Why Safety Features Are Important
Electronic stability control (ESC) is an active safety feature designed to reduce the number and severity of motor vehicle crashes that result from a loss of control. ESC provides traction and anti-skid support in cases of oversteering and understeering. Over-steering occurs when the vehicle continues to turn beyond the driver’s steering input because the rear end is sliding outwards. Under-steering occurs when the vehicle turns less than the driver’s steering input because the wheels have insufficient traction.
ESC systems go by a variety of different names, including:
- Dynamic Stability Control
- Vehicle Stability Control

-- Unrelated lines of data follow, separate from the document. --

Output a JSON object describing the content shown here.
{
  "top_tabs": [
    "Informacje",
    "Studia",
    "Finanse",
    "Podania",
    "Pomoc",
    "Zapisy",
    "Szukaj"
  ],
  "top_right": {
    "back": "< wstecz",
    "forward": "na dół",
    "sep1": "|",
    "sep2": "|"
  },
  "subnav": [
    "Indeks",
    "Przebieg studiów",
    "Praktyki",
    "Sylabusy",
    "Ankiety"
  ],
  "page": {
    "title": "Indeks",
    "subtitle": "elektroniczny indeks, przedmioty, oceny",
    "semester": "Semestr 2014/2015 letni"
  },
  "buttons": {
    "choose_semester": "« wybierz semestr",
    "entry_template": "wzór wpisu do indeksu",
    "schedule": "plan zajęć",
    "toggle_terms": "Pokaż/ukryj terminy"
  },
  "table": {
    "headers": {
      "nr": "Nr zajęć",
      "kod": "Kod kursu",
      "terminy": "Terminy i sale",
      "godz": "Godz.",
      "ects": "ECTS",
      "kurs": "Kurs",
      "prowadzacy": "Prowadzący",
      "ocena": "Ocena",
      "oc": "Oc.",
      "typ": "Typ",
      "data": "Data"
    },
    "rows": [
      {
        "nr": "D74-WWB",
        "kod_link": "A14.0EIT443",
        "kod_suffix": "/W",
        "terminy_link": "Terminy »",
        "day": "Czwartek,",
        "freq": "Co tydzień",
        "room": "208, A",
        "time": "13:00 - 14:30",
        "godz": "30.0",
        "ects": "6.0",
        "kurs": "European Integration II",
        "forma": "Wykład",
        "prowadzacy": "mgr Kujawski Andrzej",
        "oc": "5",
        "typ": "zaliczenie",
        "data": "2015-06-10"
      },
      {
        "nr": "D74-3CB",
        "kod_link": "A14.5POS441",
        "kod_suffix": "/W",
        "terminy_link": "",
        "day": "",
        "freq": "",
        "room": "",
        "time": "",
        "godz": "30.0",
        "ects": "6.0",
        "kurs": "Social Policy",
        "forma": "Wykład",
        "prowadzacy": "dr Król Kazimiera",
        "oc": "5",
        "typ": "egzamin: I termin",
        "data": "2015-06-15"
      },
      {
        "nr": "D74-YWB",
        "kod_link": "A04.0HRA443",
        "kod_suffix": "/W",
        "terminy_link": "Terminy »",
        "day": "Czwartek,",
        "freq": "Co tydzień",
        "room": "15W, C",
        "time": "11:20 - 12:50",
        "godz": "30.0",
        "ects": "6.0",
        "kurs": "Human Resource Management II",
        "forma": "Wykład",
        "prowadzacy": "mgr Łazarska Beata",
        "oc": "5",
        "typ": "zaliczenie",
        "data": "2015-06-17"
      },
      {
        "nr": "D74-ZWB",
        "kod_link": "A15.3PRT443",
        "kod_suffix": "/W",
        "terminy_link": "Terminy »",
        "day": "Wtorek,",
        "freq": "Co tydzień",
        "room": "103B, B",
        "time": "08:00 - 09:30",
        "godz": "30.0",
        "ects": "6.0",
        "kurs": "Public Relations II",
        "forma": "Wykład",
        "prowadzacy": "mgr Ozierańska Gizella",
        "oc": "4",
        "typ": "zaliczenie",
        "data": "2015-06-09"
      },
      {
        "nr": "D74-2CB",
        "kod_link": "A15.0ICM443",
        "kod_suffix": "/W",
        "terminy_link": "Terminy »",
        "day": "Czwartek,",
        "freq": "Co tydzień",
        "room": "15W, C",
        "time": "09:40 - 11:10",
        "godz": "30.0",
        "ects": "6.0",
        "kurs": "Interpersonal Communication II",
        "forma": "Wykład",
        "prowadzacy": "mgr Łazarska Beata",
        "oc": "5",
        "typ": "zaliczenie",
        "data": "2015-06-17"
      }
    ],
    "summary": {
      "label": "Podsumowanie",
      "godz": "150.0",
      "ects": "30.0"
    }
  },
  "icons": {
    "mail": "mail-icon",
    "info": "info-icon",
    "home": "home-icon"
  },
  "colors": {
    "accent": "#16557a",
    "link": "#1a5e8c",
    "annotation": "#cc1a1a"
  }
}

ESC allows drivers to retain control of their vehicles in situations where this would otherwise be very difficult or impossible. A common way that drivers lose control is by steering too sharply, which shifts the center of gravity of the vehicle and increases the risk of rolling over. In addition, poor road conditions that make skidding and sliding more likely also increase the risk of oversteering and understeering. ESC reduces the risk of losing control in many fairly common driving situations, including the following:
- An unanticipated event forces you to swerve quickly (e.g., a large animal runs on the road, a car pulls out of a driveway, a cyclist cuts in front of you).
- You approach a curve too quickly and must steer more aggressively.
- One of your wheels hits a patch of ice and as a result your car starts to spin.
ESC systems are made up of several subcomponents that are monitored and controlled by an electronic control unit (ECU). The subcomponents include:
- a yaw sensor that measures the vehicle’s side-to-side movement;
- wheel speed sensors that measure the speed of rotation for each wheel;
- a steering angle sensor that monitors your steering input, and;
- a hydraulic unit that increases braking or decreases wheel speed.
The ECU continually retrieves information from these sensors and compiles the data to determine if any difference exists between the driver’s steering input and the vehicle’s actual direction of travel. The wheel speed sensors tell the ECU whether some wheels are spinning more quickly than others, an indication that those wheels are losing traction. If the ECU senses that something is going wrong, it will direct the hydraulic unit to apply more brake force to certain wheels in order to bring the vehicle back under the driver’s control. Some ESC systems also initiate a reduction in engine power.
For example, if the ECU detects a case of oversteering, it will automatically send an order to apply the front outside brake to counter the loss of traction affecting the rear wheels. If understeering occurs, the inside rear brake will be applied to encourage the vehicle to continue to turn in the direction of the driver’s steering input.
ESC is very effective at reducing the number of severe motor vehicle crashes involving both passenger cars and sport utility vehicles (SUVs):
- ESC reduces fatal single-vehicle crash risk by 49%, and;
- fatal multiple-vehicle crash risk by 20% for both cars and SUVs (IIHS 2011). In addition;
- the risk of being involved in a collision caused by loss of control is estimated to be reduced by 54.5% on cars equipped with ESC and 75.2% on SUVs with ESC (Green and Woodroff 2006).
ESC also helps prevent rollovers. The risk of a fatal passenger car rollover is reduced by 72% with the addition of ESC. For SUVs, ESC reduces the risk of a fatal rollover by 75%.
Crashes that result from a loss of vehicle control can have serious consequences including rollovers, road departure, and collisions with objects on or near the road. Because of its ability to prevent loss of control, ESC is heralded as one of the most effective technologies for preventing fatal crashes (Farmer 2010).
Yes. Like make other safety features, fully realizing the benefits of ESC depends largely on whether or not drivers interact appropriately with it. Driver behaviours like speeding, tailgating, fatigued driving, and distracted driving can negate the beneficial aspects of ESC. For example, excessive speed can make it both more likely that drivers will be involved in a situation requiring the assistance of ESC and less likely that ESC will be able to restore complete control. Similarly, since ESC does not steer for drivers, alcohol-impaired drivers may not be able to steer safely, even after ESC has activated. When stabilizing a vehicle, ESC can only use whatever traction is already available on the road – ESC cannot create traction where none exists. As such, drivers are encouraged to take extra precautions when driving on slippery roads or in inclement weather.
ESC does not compensate for unsafe or inattentive driving. It cannot be overstated that in order to ensure the ideal functioning of ESC, drivers must continue to use caution and good judgement behind the wheel.
Since its introduction in 1995 on luxury vehicles, ESC has quickly gained the attention of road safety professionals and as a result is now standard on many vehicles and optional on many more. Recently, Transport Canada introduced a new Canada Motor Vehicle Safety Standard mandating the installation of ESC on most vehicles manufactured after August 31st, 2011. It is estimated that ESC will be present in 95% of registered vehicles by 2029 (HLDA 2012).